14 April 2014
A dynasty’s tombs
India in the sixteenth and seventeenth centuries was still free from British yoke. At the time, a multitude of kingdoms with their Muslim sultans and Hindu maharajas at their head were spread across the Indian subcontinent. It’s also about then that the British East India Company managed to increase its trade influence, Western powers playing behind the scenes supporting kings against one another and eventually leading to the downfall of the latter and their submission to the British empire.
So let’s go back in time. Starting in 1518 and for almost 170 years, the Qutub Shahi dynasty ruled over the kingdom of Golconda in what is today the state of Andhra Pradesh in southern India. All the sultans of the dynasty were buried in the mausoleums you can see in the album, the most impressive with domes that were originally overlaid with blue and green tiles but were neglected over time. Yet even if the tombs have lost their past splendour, the quiet atmosphere of the site contrasts sharply with the bustling life of the old city – or the bustling life of any city in India, I should say. I could only hear a distant muezzin calling for prayer but was otherwise left alone to my wanderings on the fairly large grounds of the tombs, save for a couple of men who could only speak five words of English to me (don’t forget that barely 15% of Indians can speak English), perhaps a little surprised I could enjoy such Indo-Persian architecture… just as I was surprised to think they would also actually care about ruins.

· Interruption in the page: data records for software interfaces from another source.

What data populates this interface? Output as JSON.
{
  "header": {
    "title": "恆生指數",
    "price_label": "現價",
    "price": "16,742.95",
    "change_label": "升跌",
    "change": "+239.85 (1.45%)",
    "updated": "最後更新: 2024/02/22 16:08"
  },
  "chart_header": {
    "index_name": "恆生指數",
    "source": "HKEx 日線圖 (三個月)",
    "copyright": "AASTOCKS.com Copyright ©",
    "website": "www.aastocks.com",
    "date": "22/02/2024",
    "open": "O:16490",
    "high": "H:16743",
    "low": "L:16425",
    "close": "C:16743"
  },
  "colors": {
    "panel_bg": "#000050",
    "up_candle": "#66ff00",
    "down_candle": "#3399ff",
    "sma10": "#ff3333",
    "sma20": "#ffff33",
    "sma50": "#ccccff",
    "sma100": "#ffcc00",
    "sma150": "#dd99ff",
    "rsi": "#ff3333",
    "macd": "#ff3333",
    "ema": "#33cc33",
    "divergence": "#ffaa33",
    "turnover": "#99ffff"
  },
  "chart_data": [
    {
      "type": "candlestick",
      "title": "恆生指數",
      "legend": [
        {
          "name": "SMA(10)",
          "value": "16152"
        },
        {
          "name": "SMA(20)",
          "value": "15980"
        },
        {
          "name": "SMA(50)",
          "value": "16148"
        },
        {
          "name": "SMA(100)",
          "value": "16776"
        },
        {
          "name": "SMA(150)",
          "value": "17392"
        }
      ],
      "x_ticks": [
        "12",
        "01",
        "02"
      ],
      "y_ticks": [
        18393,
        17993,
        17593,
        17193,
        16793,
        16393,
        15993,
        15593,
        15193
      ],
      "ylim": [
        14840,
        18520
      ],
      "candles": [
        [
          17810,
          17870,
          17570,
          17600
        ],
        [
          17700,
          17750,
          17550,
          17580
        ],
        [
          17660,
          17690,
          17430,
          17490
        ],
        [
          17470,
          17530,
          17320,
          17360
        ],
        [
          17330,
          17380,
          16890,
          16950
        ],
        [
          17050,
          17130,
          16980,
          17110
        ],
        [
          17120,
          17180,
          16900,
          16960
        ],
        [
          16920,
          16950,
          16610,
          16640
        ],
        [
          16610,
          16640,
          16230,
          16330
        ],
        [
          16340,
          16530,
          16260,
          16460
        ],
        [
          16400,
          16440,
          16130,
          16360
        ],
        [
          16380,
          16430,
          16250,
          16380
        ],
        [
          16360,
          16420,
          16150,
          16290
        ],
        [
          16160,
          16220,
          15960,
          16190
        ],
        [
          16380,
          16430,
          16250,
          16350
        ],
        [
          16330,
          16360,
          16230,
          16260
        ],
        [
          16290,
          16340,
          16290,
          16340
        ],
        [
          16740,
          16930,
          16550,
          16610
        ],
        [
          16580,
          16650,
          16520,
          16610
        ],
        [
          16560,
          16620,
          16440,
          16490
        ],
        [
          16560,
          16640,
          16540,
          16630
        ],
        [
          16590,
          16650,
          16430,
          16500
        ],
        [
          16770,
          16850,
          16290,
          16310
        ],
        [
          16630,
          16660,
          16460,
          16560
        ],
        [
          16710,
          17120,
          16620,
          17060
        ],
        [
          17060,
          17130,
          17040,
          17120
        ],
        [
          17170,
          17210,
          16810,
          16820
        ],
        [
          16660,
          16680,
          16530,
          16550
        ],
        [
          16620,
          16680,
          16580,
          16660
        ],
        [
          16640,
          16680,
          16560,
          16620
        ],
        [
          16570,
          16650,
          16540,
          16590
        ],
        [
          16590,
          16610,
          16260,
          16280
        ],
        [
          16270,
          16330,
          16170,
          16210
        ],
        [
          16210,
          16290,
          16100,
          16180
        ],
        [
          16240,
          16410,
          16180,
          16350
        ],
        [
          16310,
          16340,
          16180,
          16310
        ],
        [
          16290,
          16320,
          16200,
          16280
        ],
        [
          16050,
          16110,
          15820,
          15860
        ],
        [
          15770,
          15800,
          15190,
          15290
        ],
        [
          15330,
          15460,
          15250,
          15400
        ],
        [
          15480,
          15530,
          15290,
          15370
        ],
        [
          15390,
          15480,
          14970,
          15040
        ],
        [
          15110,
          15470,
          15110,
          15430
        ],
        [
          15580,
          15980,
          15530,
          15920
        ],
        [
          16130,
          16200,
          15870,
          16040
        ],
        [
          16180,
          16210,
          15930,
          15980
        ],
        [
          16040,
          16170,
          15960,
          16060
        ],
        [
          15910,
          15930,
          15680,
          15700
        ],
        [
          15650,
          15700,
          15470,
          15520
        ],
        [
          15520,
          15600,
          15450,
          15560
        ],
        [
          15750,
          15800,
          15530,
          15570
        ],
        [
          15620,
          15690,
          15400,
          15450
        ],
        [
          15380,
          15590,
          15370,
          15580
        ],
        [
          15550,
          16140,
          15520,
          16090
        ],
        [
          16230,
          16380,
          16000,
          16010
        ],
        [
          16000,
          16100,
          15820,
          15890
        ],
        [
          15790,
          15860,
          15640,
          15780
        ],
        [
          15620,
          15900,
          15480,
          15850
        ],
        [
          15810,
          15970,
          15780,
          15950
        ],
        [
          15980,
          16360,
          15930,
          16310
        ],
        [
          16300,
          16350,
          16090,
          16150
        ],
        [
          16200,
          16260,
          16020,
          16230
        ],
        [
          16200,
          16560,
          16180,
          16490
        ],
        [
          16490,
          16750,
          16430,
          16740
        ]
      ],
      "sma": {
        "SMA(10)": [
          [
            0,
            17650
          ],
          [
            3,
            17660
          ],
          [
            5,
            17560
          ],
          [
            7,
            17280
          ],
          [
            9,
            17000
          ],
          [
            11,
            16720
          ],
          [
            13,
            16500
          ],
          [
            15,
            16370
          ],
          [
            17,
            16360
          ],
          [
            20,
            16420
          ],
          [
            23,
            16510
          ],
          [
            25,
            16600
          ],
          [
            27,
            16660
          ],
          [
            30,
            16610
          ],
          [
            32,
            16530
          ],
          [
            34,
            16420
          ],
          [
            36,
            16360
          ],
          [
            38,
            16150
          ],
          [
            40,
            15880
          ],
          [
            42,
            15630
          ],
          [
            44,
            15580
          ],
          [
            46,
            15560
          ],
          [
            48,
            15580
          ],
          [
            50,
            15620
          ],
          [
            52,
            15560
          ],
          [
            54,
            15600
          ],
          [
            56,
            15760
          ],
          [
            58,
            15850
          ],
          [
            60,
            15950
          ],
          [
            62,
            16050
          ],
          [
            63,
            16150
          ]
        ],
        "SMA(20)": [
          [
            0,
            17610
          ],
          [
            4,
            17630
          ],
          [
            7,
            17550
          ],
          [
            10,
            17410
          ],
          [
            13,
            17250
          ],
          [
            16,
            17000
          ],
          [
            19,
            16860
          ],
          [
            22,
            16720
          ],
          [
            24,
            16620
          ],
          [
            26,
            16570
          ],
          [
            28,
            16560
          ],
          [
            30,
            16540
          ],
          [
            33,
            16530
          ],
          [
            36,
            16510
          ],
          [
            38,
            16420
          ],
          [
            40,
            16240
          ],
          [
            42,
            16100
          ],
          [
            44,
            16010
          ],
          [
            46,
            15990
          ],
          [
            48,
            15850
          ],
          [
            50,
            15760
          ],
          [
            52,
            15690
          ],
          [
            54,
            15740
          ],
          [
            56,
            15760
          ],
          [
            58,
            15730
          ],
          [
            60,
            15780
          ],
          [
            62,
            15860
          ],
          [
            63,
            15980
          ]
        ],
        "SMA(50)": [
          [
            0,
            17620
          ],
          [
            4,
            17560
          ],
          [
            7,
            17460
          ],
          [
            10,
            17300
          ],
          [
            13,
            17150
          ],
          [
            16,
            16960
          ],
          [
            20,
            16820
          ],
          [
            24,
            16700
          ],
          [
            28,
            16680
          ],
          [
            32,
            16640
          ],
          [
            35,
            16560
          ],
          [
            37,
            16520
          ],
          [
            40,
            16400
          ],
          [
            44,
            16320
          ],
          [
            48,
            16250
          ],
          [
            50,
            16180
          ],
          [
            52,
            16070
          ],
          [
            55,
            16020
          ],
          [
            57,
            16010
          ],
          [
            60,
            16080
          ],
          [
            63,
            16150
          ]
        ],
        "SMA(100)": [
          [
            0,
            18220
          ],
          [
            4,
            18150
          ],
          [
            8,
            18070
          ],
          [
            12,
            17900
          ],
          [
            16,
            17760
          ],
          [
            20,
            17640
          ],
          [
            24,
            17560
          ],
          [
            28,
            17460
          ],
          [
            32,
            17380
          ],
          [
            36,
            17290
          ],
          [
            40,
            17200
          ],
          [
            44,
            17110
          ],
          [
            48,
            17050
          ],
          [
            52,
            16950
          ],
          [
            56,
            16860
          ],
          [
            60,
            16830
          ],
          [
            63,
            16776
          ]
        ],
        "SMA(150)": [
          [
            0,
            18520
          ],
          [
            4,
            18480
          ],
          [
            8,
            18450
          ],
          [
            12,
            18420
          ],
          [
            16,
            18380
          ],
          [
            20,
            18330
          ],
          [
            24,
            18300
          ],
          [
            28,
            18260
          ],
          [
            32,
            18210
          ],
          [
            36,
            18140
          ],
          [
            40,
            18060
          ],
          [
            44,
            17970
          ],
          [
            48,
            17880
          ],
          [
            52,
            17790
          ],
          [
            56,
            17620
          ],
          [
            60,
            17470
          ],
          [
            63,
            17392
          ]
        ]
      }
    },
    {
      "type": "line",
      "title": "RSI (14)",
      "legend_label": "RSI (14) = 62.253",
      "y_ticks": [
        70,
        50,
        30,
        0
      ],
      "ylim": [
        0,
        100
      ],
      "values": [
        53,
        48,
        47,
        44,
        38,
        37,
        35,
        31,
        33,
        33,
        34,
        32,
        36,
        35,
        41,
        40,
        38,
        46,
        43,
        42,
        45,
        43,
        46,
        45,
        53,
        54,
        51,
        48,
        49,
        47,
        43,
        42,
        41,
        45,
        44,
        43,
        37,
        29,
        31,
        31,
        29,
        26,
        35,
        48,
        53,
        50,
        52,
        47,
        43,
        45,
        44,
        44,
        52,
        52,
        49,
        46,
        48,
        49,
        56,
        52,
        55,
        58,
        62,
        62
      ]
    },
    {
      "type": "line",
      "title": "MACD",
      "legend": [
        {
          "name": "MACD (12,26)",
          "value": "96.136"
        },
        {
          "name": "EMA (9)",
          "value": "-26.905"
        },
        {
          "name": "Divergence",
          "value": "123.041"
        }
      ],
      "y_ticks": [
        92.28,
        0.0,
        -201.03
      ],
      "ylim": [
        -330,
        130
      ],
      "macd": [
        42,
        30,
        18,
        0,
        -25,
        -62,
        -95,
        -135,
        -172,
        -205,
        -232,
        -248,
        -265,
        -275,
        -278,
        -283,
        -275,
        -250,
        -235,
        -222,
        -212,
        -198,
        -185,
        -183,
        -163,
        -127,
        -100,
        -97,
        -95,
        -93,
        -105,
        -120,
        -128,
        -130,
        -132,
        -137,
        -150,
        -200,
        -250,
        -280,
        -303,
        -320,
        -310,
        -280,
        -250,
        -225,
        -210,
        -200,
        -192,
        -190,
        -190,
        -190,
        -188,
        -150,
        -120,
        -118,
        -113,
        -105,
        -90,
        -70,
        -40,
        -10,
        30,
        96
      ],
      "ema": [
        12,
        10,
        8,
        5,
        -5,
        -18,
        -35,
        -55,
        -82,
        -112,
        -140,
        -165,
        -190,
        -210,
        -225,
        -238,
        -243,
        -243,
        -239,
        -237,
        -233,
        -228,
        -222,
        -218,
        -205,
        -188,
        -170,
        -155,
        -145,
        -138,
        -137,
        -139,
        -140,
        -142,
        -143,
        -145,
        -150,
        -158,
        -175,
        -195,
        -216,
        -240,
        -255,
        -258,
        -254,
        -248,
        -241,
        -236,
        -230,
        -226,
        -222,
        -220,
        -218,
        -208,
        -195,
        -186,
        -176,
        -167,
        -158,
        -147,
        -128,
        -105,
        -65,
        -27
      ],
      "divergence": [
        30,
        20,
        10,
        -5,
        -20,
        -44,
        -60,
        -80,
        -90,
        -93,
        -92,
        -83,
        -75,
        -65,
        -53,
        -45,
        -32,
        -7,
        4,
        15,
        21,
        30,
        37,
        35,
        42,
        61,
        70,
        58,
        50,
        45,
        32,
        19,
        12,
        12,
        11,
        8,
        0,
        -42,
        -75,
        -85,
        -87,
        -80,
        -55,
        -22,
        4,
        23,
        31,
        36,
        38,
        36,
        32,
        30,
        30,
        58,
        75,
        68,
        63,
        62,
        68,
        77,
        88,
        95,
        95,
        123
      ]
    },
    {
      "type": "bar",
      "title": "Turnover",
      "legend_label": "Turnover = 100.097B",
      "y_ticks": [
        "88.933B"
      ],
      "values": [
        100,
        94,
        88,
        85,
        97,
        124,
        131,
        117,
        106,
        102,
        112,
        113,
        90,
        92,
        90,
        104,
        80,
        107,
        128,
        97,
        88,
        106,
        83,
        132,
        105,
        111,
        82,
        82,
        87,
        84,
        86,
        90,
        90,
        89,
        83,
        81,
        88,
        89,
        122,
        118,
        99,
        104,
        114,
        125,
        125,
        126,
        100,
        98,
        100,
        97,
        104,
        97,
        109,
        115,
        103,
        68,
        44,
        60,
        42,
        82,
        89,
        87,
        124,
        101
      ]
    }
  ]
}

There’s one additional interesting building roughly towards the centre of the site, turning out to be one of the finest ancient Persian examples of its kind: it is the bath… the mortuary one, intended for washing the bodies of the dead sultans as part of the traditional ritual – before the bodies would be put to rest in burial crypts located just under the visible external structure. The mortuary bath is one of the places where I played with shooting techniques – in this case taking hand-held bracketed shots (i.e. photos at different exposures) so I could merge them together afterwards in post-processing and effectively render the details in the darker and brighter parts of the image (or what is called HDR – High Dynamic Range). The site also proved an easy testing ground for trying out the back-button focusing technique (AF-ON), following my dissatisfaction at shooting wildlife recently (stay tuned for an upcoming post about my attempts to capture some of the very last elements of an American species in California). But on that occasion at the Qutub Shahi tombs, I wasn’t too dissatisfied with my shots and also had some fun playing with post-processing, in particular using some Google+ tools (you may recognise the HDR scape, drama, and black & white effects).
But let’s return to my dead people. Some got lucky, if I may say so: they were the favourites of the sultan and got to be buried next to them – a couple of physicians, a pair of courtesans, a commander-in-chief. But only two tombs – of all tombs – don’t bear any inscriptions. Can you guess why? I actually don’t know the exact answer but I speculate this has to do with the bloody actions caused by one of the two. The founder of the Qutub Shahi dynasty was in fact assassinated… by one of his own sons… who didn’t stop there as he blinded his elder brother and forced his other brother to flee. Nice. The exiled brother would however be reinstated back on the throne eight years afterwards, the murderous brother eventually dying from cancer after seven years and his young son only reigning for a year… those two being the ones whose tombs stand free from inscriptions. I guess the architects of the tombs had reached the limits of how much history can be bent in a favourable way...